Speculative design is an approach used by many clients and designers but it has limited benefits. If you’re not familiar with the term, speculative design (commonly referred to as ‘spec design’) is a progress that occurs when a client requests that a designer, or group of designers, produce a mock-up of a prospective design. This sometimes then leads to an agency winning a contract to carry out web development work. For those whose designs do not get accepted, it can be a waste of time, effort and money.
Yes, if you are a client then you can ask for spec design to get an idea of what your finished product will look like, see if the brief can be met and if the designer is somebody you would be happy to work with. But ultimately, there are other ways to see if a designer is suitable for your project.
Spec design can be harmful for everybody involved and at Statement, we highly recommend more efficient approaches in order to find the right designer for you.
Here are a few key reasons why spec design doesn’t work …
When a client asks a prospective designer to produce spec designs, there is very little collaboration and research. A designer doesn’t have the ability to get to know the company’s values and beliefs in a detailed manner and so spec design can fall short.
In order for a client to get a really great design, they should work closely with the designer to inform them about the company’s background, history, values, ideologies and aims.
It’s a complex process which is sacrificed when spec design is brought into the mix.

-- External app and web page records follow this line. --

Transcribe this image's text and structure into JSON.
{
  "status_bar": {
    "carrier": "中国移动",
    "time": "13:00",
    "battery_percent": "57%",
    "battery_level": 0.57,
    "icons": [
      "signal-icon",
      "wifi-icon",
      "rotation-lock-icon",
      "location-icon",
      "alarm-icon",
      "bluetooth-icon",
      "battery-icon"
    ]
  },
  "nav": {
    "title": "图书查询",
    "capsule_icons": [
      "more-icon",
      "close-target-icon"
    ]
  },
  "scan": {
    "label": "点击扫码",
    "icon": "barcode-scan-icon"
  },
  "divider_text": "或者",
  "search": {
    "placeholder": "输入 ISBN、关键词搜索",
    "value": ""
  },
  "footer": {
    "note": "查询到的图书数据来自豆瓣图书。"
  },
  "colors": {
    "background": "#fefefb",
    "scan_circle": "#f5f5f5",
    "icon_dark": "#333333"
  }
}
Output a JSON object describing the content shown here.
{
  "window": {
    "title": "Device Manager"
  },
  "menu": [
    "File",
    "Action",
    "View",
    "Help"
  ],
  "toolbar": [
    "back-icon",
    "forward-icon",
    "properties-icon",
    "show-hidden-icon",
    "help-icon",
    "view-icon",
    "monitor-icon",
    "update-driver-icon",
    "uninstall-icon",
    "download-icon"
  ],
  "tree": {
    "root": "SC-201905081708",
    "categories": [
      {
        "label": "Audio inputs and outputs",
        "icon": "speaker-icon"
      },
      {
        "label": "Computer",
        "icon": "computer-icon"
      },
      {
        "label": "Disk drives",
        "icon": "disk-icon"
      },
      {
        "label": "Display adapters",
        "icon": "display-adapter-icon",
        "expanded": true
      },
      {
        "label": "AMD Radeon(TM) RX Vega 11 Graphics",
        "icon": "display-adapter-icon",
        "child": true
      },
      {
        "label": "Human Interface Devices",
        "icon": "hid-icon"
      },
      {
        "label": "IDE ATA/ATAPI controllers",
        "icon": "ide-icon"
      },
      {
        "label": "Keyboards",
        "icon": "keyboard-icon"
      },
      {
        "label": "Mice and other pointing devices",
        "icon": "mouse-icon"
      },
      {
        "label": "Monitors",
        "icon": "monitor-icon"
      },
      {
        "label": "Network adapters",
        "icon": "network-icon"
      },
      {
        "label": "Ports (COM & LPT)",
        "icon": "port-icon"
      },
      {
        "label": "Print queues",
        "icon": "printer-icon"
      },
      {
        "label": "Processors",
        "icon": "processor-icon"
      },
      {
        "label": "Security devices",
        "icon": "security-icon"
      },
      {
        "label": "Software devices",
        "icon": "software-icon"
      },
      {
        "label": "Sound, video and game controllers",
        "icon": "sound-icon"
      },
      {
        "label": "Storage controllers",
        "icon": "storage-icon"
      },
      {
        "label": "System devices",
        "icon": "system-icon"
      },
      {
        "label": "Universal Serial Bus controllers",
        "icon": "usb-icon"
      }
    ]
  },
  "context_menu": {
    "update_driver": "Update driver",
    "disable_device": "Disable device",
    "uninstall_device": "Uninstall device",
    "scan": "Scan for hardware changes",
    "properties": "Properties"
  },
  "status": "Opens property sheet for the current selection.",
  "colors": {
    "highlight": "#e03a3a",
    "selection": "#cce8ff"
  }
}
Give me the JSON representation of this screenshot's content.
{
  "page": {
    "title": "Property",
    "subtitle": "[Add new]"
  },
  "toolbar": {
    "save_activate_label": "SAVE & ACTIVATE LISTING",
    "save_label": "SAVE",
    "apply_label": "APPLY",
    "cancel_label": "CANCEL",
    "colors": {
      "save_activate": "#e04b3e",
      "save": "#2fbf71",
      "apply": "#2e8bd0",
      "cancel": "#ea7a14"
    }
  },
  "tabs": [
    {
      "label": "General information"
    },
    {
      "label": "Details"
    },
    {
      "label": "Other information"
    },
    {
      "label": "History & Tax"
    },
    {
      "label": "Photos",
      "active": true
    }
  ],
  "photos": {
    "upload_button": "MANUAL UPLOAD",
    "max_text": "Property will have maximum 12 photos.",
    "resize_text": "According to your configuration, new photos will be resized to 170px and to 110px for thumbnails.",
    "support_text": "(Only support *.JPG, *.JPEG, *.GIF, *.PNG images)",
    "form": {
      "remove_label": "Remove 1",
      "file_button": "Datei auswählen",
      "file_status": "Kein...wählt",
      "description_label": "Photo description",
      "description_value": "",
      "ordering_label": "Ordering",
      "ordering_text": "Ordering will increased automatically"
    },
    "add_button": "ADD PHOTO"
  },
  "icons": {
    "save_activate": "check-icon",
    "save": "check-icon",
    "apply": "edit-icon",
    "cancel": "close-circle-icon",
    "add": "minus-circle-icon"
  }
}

What the client wants and what the end user wants can be two different things. The nature of spec design is to impress the client and provide what the client wants. Then, if the project is accepted and taken further, the design doesn’t fulfil the purpose of engaging the end user and this can seriously damage sales and conversions, resulting in an unhappy client who feels that they have not seen a return on their investment.

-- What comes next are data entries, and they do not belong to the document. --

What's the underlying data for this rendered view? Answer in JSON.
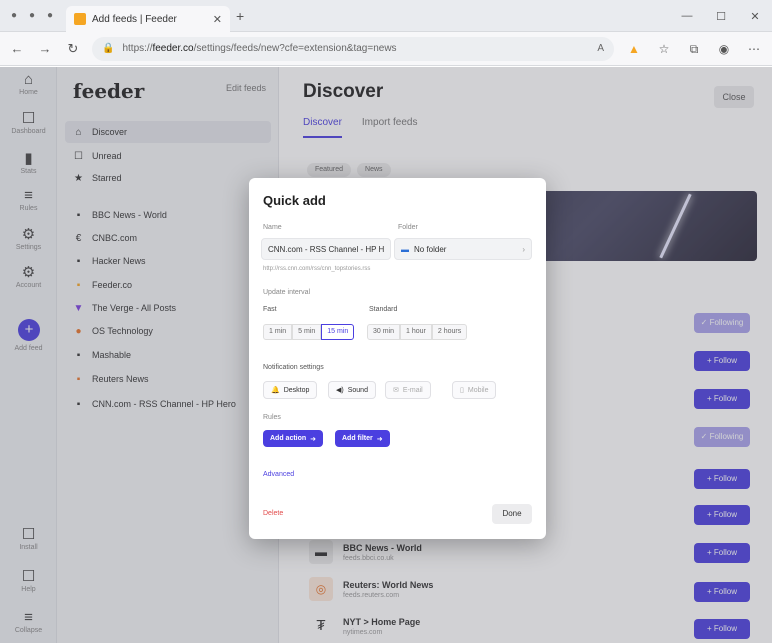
{
  "browser": {
    "tab_title": "Add feeds | Feeder",
    "url_prefix": "https://",
    "url_host": "feeder.co",
    "url_path": "/settings/feeds/new?cfe=extension&tag=news"
  },
  "rail": {
    "items": [
      {
        "icon": "⌂",
        "label": "Home"
      },
      {
        "icon": "☐",
        "label": "Dashboard"
      },
      {
        "icon": "▮",
        "label": "Stats"
      },
      {
        "icon": "≡",
        "label": "Rules"
      },
      {
        "icon": "⚙",
        "label": "Settings"
      },
      {
        "icon": "⚙",
        "label": "Account"
      }
    ],
    "add_label": "Add feed",
    "bottom": [
      {
        "icon": "☐",
        "label": "Install"
      },
      {
        "icon": "☐",
        "label": "Help"
      },
      {
        "icon": "≡",
        "label": "Collapse"
      }
    ]
  },
  "sidebar": {
    "brand": "feeder",
    "edit": "Edit feeds",
    "items": [
      {
        "icon": "⌂",
        "label": "Discover"
      },
      {
        "icon": "☐",
        "label": "Unread"
      },
      {
        "icon": "★",
        "label": "Starred"
      },
      {
        "icon": "▪",
        "label": "BBC News - World"
      },
      {
        "icon": "€",
        "label": "CNBC.com"
      },
      {
        "icon": "▪",
        "label": "Hacker News"
      },
      {
        "icon": "▪",
        "label": "Feeder.co"
      },
      {
        "icon": "▼",
        "label": "The Verge - All Posts"
      },
      {
        "icon": "●",
        "label": "OS Technology"
      },
      {
        "icon": "▪",
        "label": "Mashable"
      },
      {
        "icon": "▪",
        "label": "Reuters News"
      },
      {
        "icon": "▪",
        "label": "CNN.com - RSS Channel - HP Hero"
      }
    ]
  },
  "main": {
    "title": "Discover",
    "tab_discover": "Discover",
    "tab_import": "Import feeds",
    "close": "Close",
    "filters": [
      "Featured",
      "News"
    ],
    "follow": "+ Follow",
    "following": "✓ Following",
    "feeds": [
      {
        "icon": "▬",
        "name": "BBC News - World",
        "sub": "feeds.bbci.co.uk"
      },
      {
        "icon": "◎",
        "name": "Reuters: World News",
        "sub": "feeds.reuters.com"
      },
      {
        "icon": "₮",
        "name": "NYT > Home Page",
        "sub": "nytimes.com"
      }
    ]
  },
  "modal": {
    "title": "Quick add",
    "name_label": "Name",
    "name_value": "CNN.com - RSS Channel - HP Hero",
    "folder_label": "Folder",
    "folder_value": "No folder",
    "feed_url": "http://rss.cnn.com/rss/cnn_topstories.rss",
    "update_label": "Update interval",
    "fast_label": "Fast",
    "standard_label": "Standard",
    "fast_options": [
      "1 min",
      "5 min",
      "15 min"
    ],
    "standard_options": [
      "30 min",
      "1 hour",
      "2 hours"
    ],
    "notif_label": "Notification settings",
    "notif": [
      "Desktop",
      "Sound",
      "E-mail",
      "Mobile"
    ],
    "rules_label": "Rules",
    "add_action": "Add action",
    "add_filter": "Add filter",
    "advanced": "Advanced",
    "delete": "Delete",
    "done": "Done"
  }
}
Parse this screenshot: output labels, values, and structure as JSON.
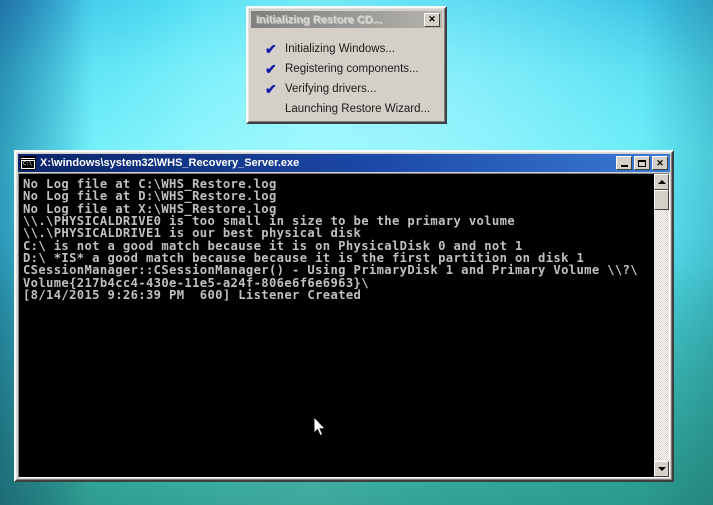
{
  "desktop": {
    "background_top_color": "#86ddec",
    "background_bottom_color": "#4ea07c",
    "cursor_icon": "arrow-pointer-icon"
  },
  "restore_dialog": {
    "title": "Initializing Restore CD...",
    "close_label": "✕",
    "close_icon": "close-icon",
    "check_glyph": "✔",
    "steps": [
      {
        "label": "Initializing Windows...",
        "checked": true
      },
      {
        "label": "Registering components...",
        "checked": true
      },
      {
        "label": "Verifying drivers...",
        "checked": true
      },
      {
        "label": "Launching Restore Wizard...",
        "checked": false
      }
    ]
  },
  "console_window": {
    "title": "X:\\windows\\system32\\WHS_Recovery_Server.exe",
    "icon": "console-window-icon",
    "icon_prompt": "C:\\",
    "minimize_label": "–",
    "maximize_label": "□",
    "close_label": "✕",
    "text_color": "#c0c0c0",
    "background_color": "#000000",
    "lines": [
      "No Log file at C:\\WHS_Restore.log",
      "No Log file at D:\\WHS_Restore.log",
      "No Log file at X:\\WHS_Restore.log",
      "\\\\.\\PHYSICALDRIVE0 is too small in size to be the primary volume",
      "\\\\.\\PHYSICALDRIVE1 is our best physical disk",
      "C:\\ is not a good match because it is on PhysicalDisk 0 and not 1",
      "D:\\ *IS* a good match because because it is the first partition on disk 1",
      "CSessionManager::CSessionManager() - Using PrimaryDisk 1 and Primary Volume \\\\?\\",
      "Volume{217b4cc4-430e-11e5-a24f-806e6f6e6963}\\",
      "[8/14/2015 9:26:39 PM  600] Listener Created"
    ],
    "scrollbar": {
      "up_arrow_icon": "scroll-up-arrow-icon",
      "down_arrow_icon": "scroll-down-arrow-icon",
      "thumb_position_percent": 0
    }
  }
}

Herein lies a great analogy (not our own unfortunately, but one that’s commonly referred to). Take the task of designing a ketchup bottle. A spec design of a glass bottle looks great and impresses the client, but the end user would probably find that a plastic squeezy bottle is easier to use. It’s the same with any website – it’s vital that the design is about impressing the end user as well as the client.
For obvious reasons, spec design is not cost-effective for the designer. But what many people don’t take into account is that spec design is also not cost-effective for the client.
Designers need to make up for the costs that occur when they produce unapproved spec designs. This is usually accounted for when clients accept a preferred design.
So if you begin a project with a designer who produces spec design, it is possible that you could also be paying for a string of failed design that have occurred beforehand. It can also be costly to set out down the wrong path, impressing the client and not the end user and then having to go right back to the start once this is realised.
There are many alternatives to spec design. They might take a little extra effort on the client side initially but ultimately it’s worth it because the result will be a purposeful, impactful design that won’t lose you money before you’ve started!
At Statement, we don’t produce spec design. If a client is considering hiring us for a project, we recommend that they first take a look at our portfolio of related projects. We have a wide span of work and it’s likely that we will have worked for somebody related to industry before. If you want to find out further information, we will happily share contact details for our existing clients (with their permission of course) so that you can speak directly to them about their experience of working with us.
Spec design is an out of date practice that causes more harm than good. If you want some more information about spec work, then visit nospec.com where you can find out more up-to-date information on the ‘no spec’ campaign.
Image Credits: DeathToTheStockPhoto